“Oh, do as you like! Am I hindering anyone?” she said, not surrendering at once.

“Mamma, darling, forgive me!”

But the countess pushed her daughter away and went up to her husband.

“My dear, you order what is right…. You know I don’t understand about it,” said she, dropping her eyes shamefacedly.

“The eggs… the eggs are teaching the hen,” muttered the count through tears of joy, and he embraced his wife who was glad to hide her look of shame on his breast.

Once the decisions has been made to help the soldiers, the Rostovs are rewarded with the fullness of heart that comes with doing good:

The whole household, as if to atone for not having done it sooner, set eagerly to work at the new task of placing the wounded in the carts. The wounded dragged themselves out of their rooms and stood with pale but happy faces round the carts. The news that carts were to be had spread to the neighboring houses, from which wounded men began to come into the Rostovs’ yard. Many of the wounded asked them not to unload the carts but only to let them sit on the top of the things. But the work of unloading, once started, could not be arrested. It seemed not to matter whether all or only half the things were left behind.
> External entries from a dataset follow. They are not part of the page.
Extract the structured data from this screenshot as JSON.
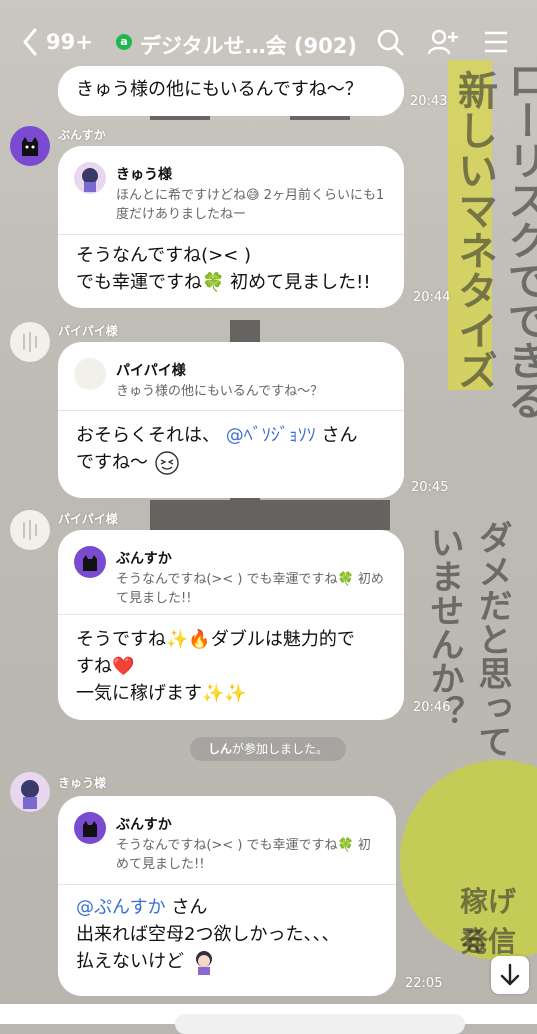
{
  "header": {
    "back_label": "<",
    "unread_count": "99+",
    "group_badge": "a",
    "title": "デジタルせ…会 (902)",
    "icons": [
      "search-icon",
      "add-friend-icon",
      "menu-icon"
    ]
  },
  "messages": [
    {
      "text": "きゅう様の他にもいるんですね～？",
      "time": "20:43"
    },
    {
      "sender": "ぶんすか",
      "quote_name": "きゅう様",
      "quote_text": "ほんとに希ですけどね😅 2ヶ月前くらいにも1度だけありましたねー",
      "line1": "そうなんですね(>< )",
      "line2": "でも幸運ですね🍀 初めて見ました!!",
      "time": "20:44"
    },
    {
      "sender": "パイパイ様",
      "quote_name": "パイパイ様",
      "quote_text": "きゅう様の他にもいるんですね～？",
      "line1_prefix": "おそらくそれは、",
      "mention": "@ﾍﾞｿｼﾞｮｿｿ",
      "line1_suffix": "さん",
      "line2": "ですね～",
      "time": "20:45"
    },
    {
      "sender": "パイパイ様",
      "quote_name": "ぶんすか",
      "quote_text": "そうなんですね(>< ) でも幸運ですね🍀 初めて見ました!!",
      "line1": "そうですね✨🔥ダブルは魅力的で",
      "line2": "すね❤️",
      "line3": "一気に稼げます✨✨",
      "time": "20:46"
    },
    {
      "sender": "きゅう様",
      "quote_name": "ぶんすか",
      "quote_text": "そうなんですね(>< ) でも幸運ですね🍀 初めて見ました!!",
      "mention": "@ぷんすか",
      "mention_suffix": "さん",
      "line2": "出来れば空母2つ欲しかった、、、",
      "line3": "払えないけど",
      "time": "22:05"
    }
  ],
  "system_notice": {
    "name": "しん",
    "text": "が参加しました。"
  },
  "background_text": [
    "ローリスクでできる",
    "新しいマネタイズ",
    "ダメだと思って",
    "いませんか？",
    "稼げる",
    "発信"
  ],
  "colors": {
    "accent_green": "#1db84e",
    "mention_blue": "#3b6fd6",
    "background": "#b9b7b0"
  }
}
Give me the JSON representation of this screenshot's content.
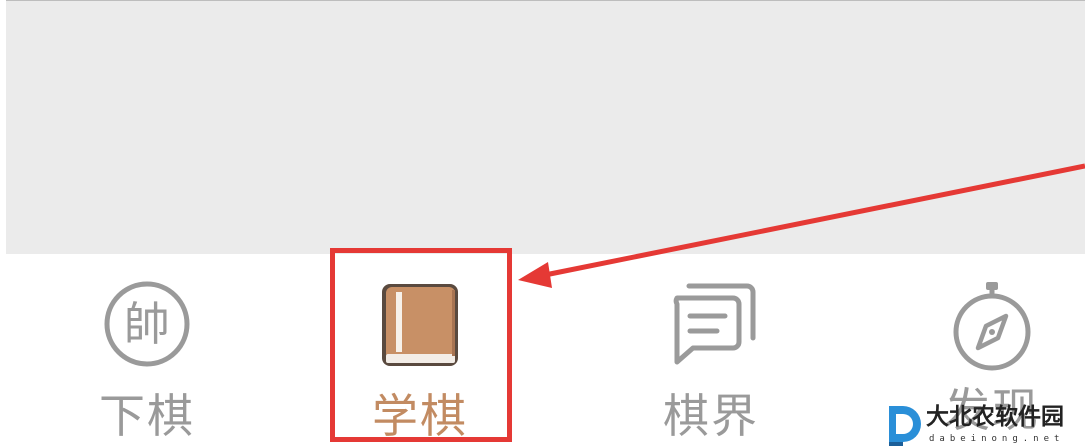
{
  "tab_bar": {
    "tabs": [
      {
        "id": "play",
        "label": "下棋",
        "icon": "shuai-chess-piece-icon",
        "active": false
      },
      {
        "id": "learn",
        "label": "学棋",
        "icon": "book-icon",
        "active": true
      },
      {
        "id": "world",
        "label": "棋界",
        "icon": "chat-bubbles-icon",
        "active": false
      },
      {
        "id": "discover",
        "label": "发现",
        "icon": "compass-icon",
        "active": false
      }
    ],
    "play_icon_glyph": "帥"
  },
  "colors": {
    "inactive": "#9a9a9a",
    "active_label": "#c28b62",
    "active_icon": "#c89066",
    "annotation_red": "#e53935",
    "content_bg": "#ebebeb"
  },
  "watermark": {
    "name": "大北农软件园",
    "domain": "dabeinong.net"
  }
}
Cases full of china, bronzes, pictures, and mirrors that had been so carefully packed the night before now lay about the yard, and still they went on searching for and finding possibilities of unloading this or that and letting the wounded have another and yet another cart.

“We can take four more men,” said the steward. “They can have my trap, or else what is to become of them?”
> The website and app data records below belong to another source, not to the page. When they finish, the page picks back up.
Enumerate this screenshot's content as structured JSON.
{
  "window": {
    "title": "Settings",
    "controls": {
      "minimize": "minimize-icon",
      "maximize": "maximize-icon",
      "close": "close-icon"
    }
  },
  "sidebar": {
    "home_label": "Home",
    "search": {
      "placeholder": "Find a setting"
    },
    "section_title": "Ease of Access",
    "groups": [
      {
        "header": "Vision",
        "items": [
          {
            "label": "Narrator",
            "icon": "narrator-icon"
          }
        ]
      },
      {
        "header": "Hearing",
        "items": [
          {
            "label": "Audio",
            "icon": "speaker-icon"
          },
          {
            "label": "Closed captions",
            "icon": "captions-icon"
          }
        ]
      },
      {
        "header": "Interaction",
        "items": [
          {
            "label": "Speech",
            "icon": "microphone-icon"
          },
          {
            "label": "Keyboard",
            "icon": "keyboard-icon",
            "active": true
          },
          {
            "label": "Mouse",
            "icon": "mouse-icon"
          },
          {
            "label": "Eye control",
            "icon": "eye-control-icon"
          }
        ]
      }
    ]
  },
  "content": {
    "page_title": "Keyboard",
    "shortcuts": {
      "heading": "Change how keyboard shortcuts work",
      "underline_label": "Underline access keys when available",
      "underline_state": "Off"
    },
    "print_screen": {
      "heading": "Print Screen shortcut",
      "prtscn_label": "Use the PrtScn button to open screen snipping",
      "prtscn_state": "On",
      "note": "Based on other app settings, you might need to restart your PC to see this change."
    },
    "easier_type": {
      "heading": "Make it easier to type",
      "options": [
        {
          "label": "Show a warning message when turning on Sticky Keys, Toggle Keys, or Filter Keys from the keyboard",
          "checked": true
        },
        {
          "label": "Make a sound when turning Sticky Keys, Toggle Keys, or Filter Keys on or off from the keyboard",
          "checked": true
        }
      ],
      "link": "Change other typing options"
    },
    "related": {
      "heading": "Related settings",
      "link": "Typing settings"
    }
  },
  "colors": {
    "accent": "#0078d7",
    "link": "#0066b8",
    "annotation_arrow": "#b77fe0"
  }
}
“Let them have my wardrobe cart,” said the countess. “Dunyasha can go with me in the carriage.”

They unloaded the wardrobe cart and sent it to take wounded men from a house two doors off. The whole household, servants included, was bright and animated. Natasha was in a state of rapturous excitement such as she had not known for a long time.

The United States is the wealthiest country in the world, but you wouldn’t know it from our political discourse.

This entry was posted in Tolstoy (Leo) and tagged , , , , , , , . Bookmark the permalink. Post a comment or leave a trackback: Trackback URL.


  • Literature is as vital to our lives as food and shelter. Stories and poems help us work through the challenges we face, from everyday irritations to loneliness, heartache, and death. Literature is meant to mix it up with life. This website explores how it does so.

    Please feel free to e-mail me [rrbates (at) smcm (dot) edu]. I would be honored to hear your thoughts and questions about literature.

  • Sign up for weekly newsletter

    Your email will not be shared or sold.
    * = required field

    powered by MailChimp!
  • Twitter Authentication data is incomplete